But from what I can gather she talks about the strict way Chinese parents traditionally raise their children, and how success is so important, and how her daughter played Carnegie Hall at 13 or something and that's why she's better than you. (I don't know what she's going to say when that same daughter snaps and tries to kill her in her sleep.) It's brought up some fun memories from my childhood. My mom was nowhere near the level of crazy that this woman sounds, but she was very strict, had very high standards for us, and was not into silly things like emotions. She was raised in a pretty crappy style, though, and I know she did the best she could. Even so, she was hard on us, particularly my sister and I. I think that was partially because she wanted us to be able to handle whatever life threw at us, and to be tough. I like to think we both are, but at some point don't you need to give a kid a break? It took me til after college to realize that not being great at something was ok, and that if I truly hated something I didn't really have to do it. I mean, my mom made me play softball. I have a congenital visual problem. What was she thinking?
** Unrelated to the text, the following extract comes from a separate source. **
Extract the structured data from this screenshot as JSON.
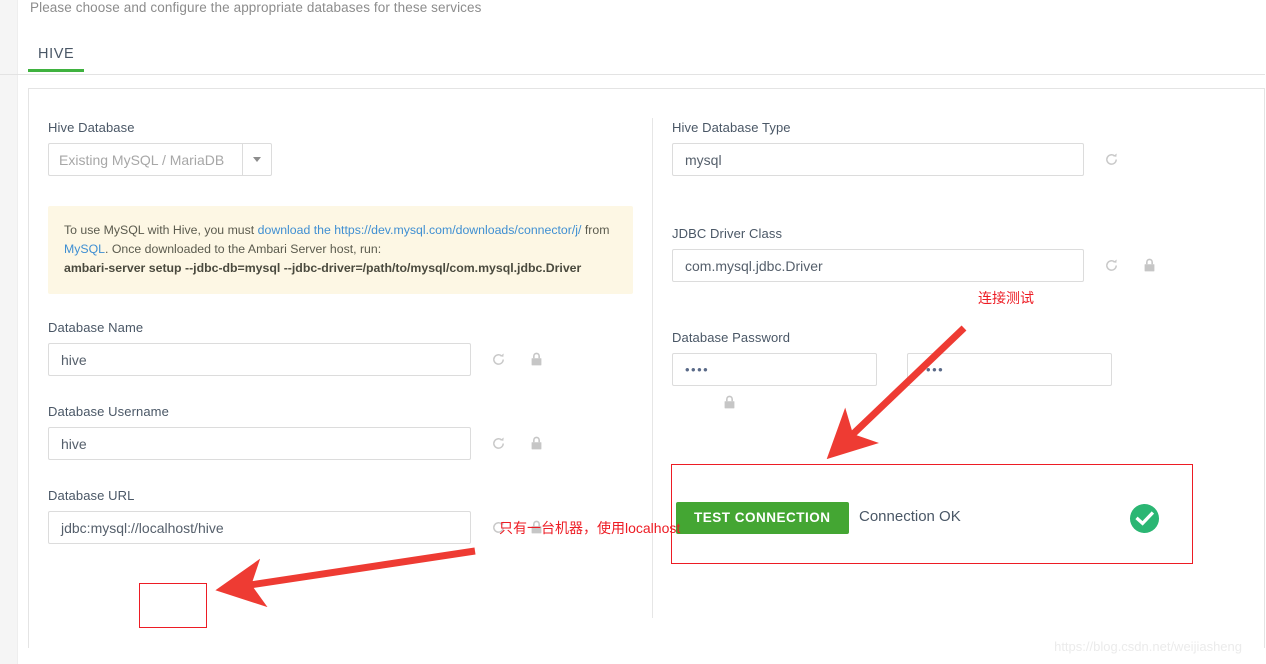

And for the love of God, again I ask that nobody show her this blog or I'll never hear the end of it.
Really, what good does it do if your kid is the smartest and the best piano player but has no idea how to have fun, or how to live life without being constantly corralled? I ran into that problem, too. When I got to college and my every moment wasn't monitored and scheduled, I really had no idea what to do with myself. I couldn't manage my own time or realize how much time I should put into my work, or even what I should study. I did, however, devote plenty of time to drinking beer and talking to people, two things that I didn't do that much of in my younger years. I'm just figuring out what I want out of my professional life now, and I'm thirty-one years old.
So maybe Henry won't be the valedictorian or a violin virtuoso. He'll do well in school, maybe he'll take karate or play a sport he really likes. He won't sit in front of a TV or play video games all day. But I like to think he won't be that weird kid that can't talk to other kids, and I like to think that while he may hate me at various points in his life, that at the end of the day he'll realize I did what I thought was best, and know that I loved him every day of his life. I will never run him down or tell him he's worthless because he didn't meet some impossible expectation And if he doesn't realize that I was an OK mom, I'll make him read this chick's book and be grateful I'm not like her.
Seriously, what are the odds on those two girls either beating her to death or going to college and turning into huge drunken sluts and never talking to their mother again?